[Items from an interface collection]
*** Begin section ***

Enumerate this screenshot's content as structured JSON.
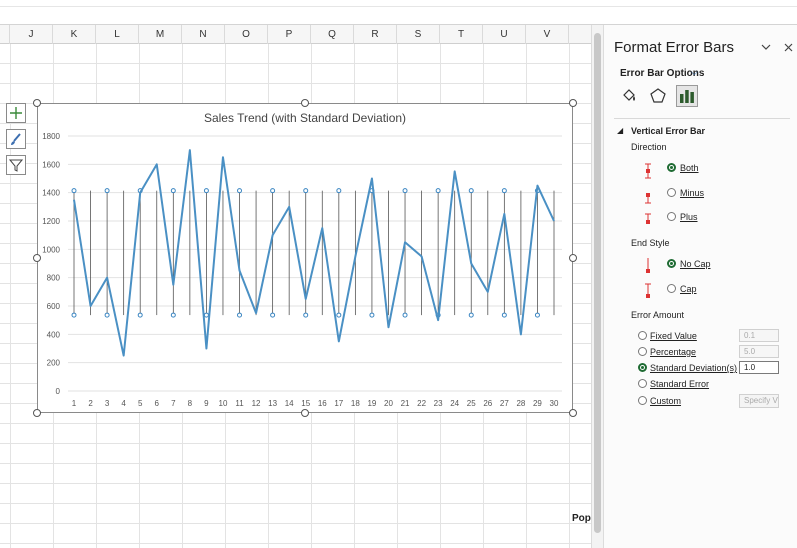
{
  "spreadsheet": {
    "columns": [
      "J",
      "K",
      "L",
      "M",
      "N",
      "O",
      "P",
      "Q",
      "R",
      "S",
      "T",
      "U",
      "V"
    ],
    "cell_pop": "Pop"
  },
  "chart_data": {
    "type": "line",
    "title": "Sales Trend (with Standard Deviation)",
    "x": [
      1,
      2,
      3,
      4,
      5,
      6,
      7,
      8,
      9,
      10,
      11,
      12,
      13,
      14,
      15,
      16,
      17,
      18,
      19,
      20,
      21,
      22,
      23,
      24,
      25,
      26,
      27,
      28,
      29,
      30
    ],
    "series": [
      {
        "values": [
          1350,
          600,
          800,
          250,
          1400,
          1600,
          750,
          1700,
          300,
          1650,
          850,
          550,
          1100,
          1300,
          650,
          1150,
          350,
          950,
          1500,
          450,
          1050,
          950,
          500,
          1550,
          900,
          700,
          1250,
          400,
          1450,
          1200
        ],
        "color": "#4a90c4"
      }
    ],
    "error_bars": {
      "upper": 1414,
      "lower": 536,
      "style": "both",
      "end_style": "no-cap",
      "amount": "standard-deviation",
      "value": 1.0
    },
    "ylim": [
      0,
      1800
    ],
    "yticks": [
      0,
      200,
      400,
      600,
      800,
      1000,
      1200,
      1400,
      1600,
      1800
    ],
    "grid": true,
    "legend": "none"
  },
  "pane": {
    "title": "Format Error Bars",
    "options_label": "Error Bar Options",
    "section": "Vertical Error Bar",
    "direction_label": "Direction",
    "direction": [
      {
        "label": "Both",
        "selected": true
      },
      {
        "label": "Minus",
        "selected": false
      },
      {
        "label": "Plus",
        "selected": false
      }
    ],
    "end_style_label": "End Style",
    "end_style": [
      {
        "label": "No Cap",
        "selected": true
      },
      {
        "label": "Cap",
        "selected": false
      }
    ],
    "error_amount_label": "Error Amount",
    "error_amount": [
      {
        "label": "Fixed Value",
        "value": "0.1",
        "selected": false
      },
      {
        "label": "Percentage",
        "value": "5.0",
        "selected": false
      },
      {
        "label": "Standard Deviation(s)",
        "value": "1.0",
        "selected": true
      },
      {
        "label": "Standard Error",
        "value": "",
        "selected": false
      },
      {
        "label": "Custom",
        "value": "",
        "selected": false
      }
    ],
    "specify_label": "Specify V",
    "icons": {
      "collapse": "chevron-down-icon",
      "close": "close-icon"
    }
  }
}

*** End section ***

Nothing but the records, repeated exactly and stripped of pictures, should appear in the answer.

Response to this task:
Enumerate this screenshot's content as structured JSON.
{
  "spreadsheet": {
    "columns": [
      "J",
      "K",
      "L",
      "M",
      "N",
      "O",
      "P",
      "Q",
      "R",
      "S",
      "T",
      "U",
      "V"
    ],
    "cell_pop": "Pop"
  },
  "chart_data": {
    "type": "line",
    "title": "Sales Trend (with Standard Deviation)",
    "x": [
      1,
      2,
      3,
      4,
      5,
      6,
      7,
      8,
      9,
      10,
      11,
      12,
      13,
      14,
      15,
      16,
      17,
      18,
      19,
      20,
      21,
      22,
      23,
      24,
      25,
      26,
      27,
      28,
      29,
      30
    ],
    "series": [
      {
        "values": [
          1350,
          600,
          800,
          250,
          1400,
          1600,
          750,
          1700,
          300,
          1650,
          850,
          550,
          1100,
          1300,
          650,
          1150,
          350,
          950,
          1500,
          450,
          1050,
          950,
          500,
          1550,
          900,
          700,
          1250,
          400,
          1450,
          1200
        ],
        "color": "#4a90c4"
      }
    ],
    "error_bars": {
      "upper": 1414,
      "lower": 536,
      "style": "both",
      "end_style": "no-cap",
      "amount": "standard-deviation",
      "value": 1.0
    },
    "ylim": [
      0,
      1800
    ],
    "yticks": [
      0,
      200,
      400,
      600,
      800,
      1000,
      1200,
      1400,
      1600,
      1800
    ],
    "grid": true,
    "legend": "none"
  },
  "pane": {
    "title": "Format Error Bars",
    "options_label": "Error Bar Options",
    "section": "Vertical Error Bar",
    "direction_label": "Direction",
    "direction": [
      {
        "label": "Both",
        "selected": true
      },
      {
        "label": "Minus",
        "selected": false
      },
      {
        "label": "Plus",
        "selected": false
      }
    ],
    "end_style_label": "End Style",
    "end_style": [
      {
        "label": "No Cap",
        "selected": true
      },
      {
        "label": "Cap",
        "selected": false
      }
    ],
    "error_amount_label": "Error Amount",
    "error_amount": [
      {
        "label": "Fixed Value",
        "value": "0.1",
        "selected": false
      },
      {
        "label": "Percentage",
        "value": "5.0",
        "selected": false
      },
      {
        "label": "Standard Deviation(s)",
        "value": "1.0",
        "selected": true
      },
      {
        "label": "Standard Error",
        "value": "",
        "selected": false
      },
      {
        "label": "Custom",
        "value": "",
        "selected": false
      }
    ],
    "specify_label": "Specify V",
    "icons": {
      "collapse": "chevron-down-icon",
      "close": "close-icon"
    }
  }
}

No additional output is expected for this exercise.